The Ceann Comhairle commented that it was likely that eight asymptomatic but Covid-positive people were circulating in the crowded and narrow confines of Leinster House corridors on every sitting day.
He said 1,200 people used the parliamentary campus as their base. On a sitting day, an average of 800 people were moving around in “narrow corridors”, and it was likely from national statistics that “eight people who are circulating and moving around have Covid,” and were asymptomatic, but nevertheless capable to transmitting it to others.
He said there had been nine cases of Covid in the Leinster House campus last week, at least one of which was likely communicated within the workplace.
“The matter was discussed by the Business Committee. The view was that the antigen test should be made available from existing house resources to staff members free of charge.”
He added: “In respect of members of the House, the proposal discussed was that Members of the House should be encouraged to have antigen testing, and to acquire the test packs outside the house — or, if they were acquiring them here, that they should pay for them.”
Mr Ó Cathasaigh, reading the draft letter from his phone in the chamber, said the three Government parties “feel it’s necessary to ensure the parties and groups would make a full contribution to the cost of these tests if they’re used by members or their staff”.
“We would ask that the arrangements be put in place to ensure that this can be facilitated,” he added.
He said a letter was going out to members in the names of the whips of the three Coalition parties.
The decision to order and distribute the antigen tests for free was made by the Oireachtas Service.
Members of the Oireachtas Business Committee this morning were told that antigen tests have already been ordered and will be distributed through political party groupings from next week.

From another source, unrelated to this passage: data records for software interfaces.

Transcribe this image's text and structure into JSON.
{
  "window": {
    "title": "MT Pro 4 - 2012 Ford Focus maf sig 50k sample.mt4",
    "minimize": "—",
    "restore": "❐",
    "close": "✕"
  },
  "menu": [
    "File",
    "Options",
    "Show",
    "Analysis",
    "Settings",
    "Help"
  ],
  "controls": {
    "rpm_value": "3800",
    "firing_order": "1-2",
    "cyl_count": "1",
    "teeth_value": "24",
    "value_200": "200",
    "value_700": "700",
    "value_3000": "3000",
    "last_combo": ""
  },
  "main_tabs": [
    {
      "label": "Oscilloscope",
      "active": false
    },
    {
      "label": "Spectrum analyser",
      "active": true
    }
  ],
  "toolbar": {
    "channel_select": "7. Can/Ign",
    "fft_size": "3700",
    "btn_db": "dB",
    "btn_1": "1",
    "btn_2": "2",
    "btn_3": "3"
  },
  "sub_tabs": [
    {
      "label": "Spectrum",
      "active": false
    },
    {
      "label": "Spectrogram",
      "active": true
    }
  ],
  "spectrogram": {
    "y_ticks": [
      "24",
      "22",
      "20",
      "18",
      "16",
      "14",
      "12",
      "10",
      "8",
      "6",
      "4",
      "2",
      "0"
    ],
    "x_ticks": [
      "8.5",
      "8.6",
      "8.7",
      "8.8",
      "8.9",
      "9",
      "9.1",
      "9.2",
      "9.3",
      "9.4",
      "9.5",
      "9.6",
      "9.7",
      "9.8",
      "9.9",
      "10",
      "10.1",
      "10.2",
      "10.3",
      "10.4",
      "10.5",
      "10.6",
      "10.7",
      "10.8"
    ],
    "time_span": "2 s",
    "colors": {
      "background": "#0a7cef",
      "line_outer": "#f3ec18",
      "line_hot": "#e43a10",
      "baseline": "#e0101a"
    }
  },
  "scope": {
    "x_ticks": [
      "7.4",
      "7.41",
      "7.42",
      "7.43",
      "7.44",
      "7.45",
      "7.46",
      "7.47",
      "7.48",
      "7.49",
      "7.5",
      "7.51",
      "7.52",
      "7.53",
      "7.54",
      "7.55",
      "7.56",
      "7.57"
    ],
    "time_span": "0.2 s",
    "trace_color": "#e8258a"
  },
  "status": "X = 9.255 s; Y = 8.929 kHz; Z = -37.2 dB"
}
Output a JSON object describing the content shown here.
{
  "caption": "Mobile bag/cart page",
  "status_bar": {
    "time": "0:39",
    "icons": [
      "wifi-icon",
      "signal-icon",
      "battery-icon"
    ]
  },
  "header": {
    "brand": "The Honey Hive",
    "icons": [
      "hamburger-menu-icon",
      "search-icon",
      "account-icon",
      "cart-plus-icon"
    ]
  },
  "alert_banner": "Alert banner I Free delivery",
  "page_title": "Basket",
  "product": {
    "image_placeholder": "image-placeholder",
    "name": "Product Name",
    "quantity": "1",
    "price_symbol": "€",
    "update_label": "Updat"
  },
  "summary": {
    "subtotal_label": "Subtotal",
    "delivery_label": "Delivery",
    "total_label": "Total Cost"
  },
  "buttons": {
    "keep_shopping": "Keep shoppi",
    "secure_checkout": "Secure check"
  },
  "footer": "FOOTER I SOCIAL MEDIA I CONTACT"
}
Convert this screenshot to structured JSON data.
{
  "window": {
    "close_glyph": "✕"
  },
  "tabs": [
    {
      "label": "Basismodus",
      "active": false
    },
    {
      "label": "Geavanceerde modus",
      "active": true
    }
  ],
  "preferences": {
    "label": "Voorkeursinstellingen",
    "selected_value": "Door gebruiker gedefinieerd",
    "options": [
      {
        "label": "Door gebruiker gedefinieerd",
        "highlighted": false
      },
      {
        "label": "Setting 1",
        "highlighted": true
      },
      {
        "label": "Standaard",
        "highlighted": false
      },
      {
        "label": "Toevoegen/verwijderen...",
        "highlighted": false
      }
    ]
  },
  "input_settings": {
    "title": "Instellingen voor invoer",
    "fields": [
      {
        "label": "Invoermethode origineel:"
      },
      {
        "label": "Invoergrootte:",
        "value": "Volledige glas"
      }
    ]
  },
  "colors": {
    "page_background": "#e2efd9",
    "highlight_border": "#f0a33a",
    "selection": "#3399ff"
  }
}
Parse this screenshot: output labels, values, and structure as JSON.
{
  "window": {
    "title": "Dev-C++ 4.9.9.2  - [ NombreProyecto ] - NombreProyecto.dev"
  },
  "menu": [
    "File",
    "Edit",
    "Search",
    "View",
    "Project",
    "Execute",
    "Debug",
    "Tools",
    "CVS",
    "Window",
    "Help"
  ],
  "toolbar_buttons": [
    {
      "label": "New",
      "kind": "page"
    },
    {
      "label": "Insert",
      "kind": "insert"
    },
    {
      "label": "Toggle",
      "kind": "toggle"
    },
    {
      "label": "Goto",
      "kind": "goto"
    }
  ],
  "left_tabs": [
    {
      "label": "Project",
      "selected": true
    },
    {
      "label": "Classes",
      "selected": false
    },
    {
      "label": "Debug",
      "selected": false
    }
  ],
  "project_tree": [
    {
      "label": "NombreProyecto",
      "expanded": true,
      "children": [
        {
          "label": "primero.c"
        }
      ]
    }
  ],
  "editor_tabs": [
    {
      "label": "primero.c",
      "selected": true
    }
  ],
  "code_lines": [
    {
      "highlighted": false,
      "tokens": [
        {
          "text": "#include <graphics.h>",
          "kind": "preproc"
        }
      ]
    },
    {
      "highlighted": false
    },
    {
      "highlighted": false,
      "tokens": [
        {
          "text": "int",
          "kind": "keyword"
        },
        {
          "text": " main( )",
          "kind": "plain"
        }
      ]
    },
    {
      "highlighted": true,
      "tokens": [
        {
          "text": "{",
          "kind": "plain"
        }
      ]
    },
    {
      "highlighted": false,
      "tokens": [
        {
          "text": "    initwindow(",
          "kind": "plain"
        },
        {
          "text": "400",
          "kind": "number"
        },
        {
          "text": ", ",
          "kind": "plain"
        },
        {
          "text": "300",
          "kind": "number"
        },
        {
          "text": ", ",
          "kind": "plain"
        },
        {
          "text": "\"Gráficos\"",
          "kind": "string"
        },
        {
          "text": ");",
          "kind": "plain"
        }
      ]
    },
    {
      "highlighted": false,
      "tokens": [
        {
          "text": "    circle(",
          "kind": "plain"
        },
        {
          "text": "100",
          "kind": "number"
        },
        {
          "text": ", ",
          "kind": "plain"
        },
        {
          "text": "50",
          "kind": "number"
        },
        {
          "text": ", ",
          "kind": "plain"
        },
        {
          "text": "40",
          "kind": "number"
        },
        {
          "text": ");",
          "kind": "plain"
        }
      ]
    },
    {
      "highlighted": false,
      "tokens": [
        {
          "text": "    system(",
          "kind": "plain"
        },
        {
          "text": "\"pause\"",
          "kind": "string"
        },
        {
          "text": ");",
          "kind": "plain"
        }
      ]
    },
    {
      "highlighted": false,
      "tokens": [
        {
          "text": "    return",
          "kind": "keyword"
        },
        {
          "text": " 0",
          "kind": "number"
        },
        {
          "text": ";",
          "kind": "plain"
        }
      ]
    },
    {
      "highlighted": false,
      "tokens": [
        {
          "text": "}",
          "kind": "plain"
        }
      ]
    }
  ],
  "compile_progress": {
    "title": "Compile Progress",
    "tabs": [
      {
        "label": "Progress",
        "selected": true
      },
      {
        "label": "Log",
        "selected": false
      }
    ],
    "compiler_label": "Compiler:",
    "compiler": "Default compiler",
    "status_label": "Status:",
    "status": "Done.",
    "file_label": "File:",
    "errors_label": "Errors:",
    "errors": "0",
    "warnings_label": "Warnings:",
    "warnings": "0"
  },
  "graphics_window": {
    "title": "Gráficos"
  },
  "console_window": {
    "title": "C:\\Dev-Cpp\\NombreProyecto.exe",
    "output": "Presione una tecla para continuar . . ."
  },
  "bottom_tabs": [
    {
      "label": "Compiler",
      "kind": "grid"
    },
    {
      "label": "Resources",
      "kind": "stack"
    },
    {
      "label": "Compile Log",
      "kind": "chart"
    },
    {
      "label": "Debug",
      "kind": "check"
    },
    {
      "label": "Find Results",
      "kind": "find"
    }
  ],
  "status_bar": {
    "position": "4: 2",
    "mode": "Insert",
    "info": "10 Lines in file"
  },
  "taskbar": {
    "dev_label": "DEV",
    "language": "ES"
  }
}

It comes a day after Minister Stephen Donnelly told RTÉ’s Morning Ireland that free antigen tests will not be handed out to members of the public, but that they will be free for close contacts and for schools.